Most military awards use bronze, silver, and gold oak leaf clusters. The higher ranking oak leaf clusters are issued "in lieu" of a lesser number, allowing a large number of award annotations to fit on a single ribbon. For instance, five bronze oak leaf clusters would be denoted by one silver and five silver by one gold.

The United States Military only issues bronze and silver oak leaf clusters. Gold oak leaf clusters were briefly considered as a device for the Air Medal, however this was not adopted by any of the services.

Louis was not the posthumous award winner or this website wouldn't be here:

Louis visited various cities in Italy before his tour of duty was up.  Photos of Louis in Rome during the war:

Pictures of St. Peter's in Rome that Louis sent to Louise during the war:
And a brochure on Florence:
Louis enjoyed a break during the war with a visit to the island of Capri:
More newspaper articles involving Louis' 12th Air Force action:
The attention started to shift in the Spring of 1945

As the war in Europe was winding down in the Spring of 1945, the U.S. began redeploying some of its air resources to the Pacific.
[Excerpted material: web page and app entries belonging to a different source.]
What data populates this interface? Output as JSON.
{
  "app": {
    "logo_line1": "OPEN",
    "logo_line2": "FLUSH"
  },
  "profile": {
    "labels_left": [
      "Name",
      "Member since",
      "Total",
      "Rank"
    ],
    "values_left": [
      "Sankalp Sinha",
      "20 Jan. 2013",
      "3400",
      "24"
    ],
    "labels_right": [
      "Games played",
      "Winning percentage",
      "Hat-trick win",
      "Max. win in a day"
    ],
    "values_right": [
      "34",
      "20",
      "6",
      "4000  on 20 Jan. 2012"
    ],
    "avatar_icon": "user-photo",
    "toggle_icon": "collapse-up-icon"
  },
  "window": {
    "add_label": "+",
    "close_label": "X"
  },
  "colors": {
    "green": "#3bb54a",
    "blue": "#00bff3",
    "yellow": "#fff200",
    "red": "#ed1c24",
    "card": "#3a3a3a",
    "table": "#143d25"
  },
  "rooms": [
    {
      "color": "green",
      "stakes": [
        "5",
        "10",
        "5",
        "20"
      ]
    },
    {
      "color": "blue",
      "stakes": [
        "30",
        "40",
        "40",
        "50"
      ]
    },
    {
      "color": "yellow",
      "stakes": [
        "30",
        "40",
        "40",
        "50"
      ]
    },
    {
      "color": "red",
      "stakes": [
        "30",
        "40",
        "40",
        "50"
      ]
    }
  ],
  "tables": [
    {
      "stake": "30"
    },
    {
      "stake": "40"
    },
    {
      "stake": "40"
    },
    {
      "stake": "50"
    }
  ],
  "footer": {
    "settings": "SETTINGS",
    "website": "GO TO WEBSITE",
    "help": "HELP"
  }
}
Medium range Mitchell B-25 squadrons were part of this re-deployment. Germany wasn't a threat anymore.

Louis had been advised that his group would be redeployed to the Pacific theatre but first a trip home was in order. Even though he was an airman, Louis and many fellow soldiers were sent home via boat. The long trip through the choppy Atlantic Ocean made many of the soldiers seasick filling up the sick bay.

So many soldiers were sick that the healthy soldiers were given extra KP duty which only caused even more soldiers to get sick. All were happy to get back to the terra firma of the United States of America. Louis arrived home and sent his wife a telegram:

Louis is in the back row, sixth from the right.

Louis and many other returning soldiers were given two weeks of rest and recuperation (R&R) on Miami Beach. The Army had rented out most of the hotels on the beach for the soldiers.

Louise asked for two weeks off from the C&P Telephone Company to spend the two weeks with her husband. They said no. Louise quit and met Louis in Miami where they enjoyed a fabulous reunion.

The happy couple stayed at the Hotel Belmar on the beach in Miami.

After the war the hotel was torn down.

Louise and Louis on Miami Beach May 1945
Louis on Miami Beach May 1945
The two Virginians were quite amazed at all the coconuts laying all over the beach. So Louise took a coconut home on the train and here it is - a World War II coconut!

This is a photo of the mess hall in Miami where the happy couple ate all their meals as it was free for Louis and only 35 cents for Louise:

The happy couple enjoyed their first anniversary, June 7, 1945, with Louis soon to be honorably discharged:

Louis learned that his group was not going to be redeployed to the Pacific theatre and he was honorably discharged on July 6, 1945 at Fort Dix, New Jersey.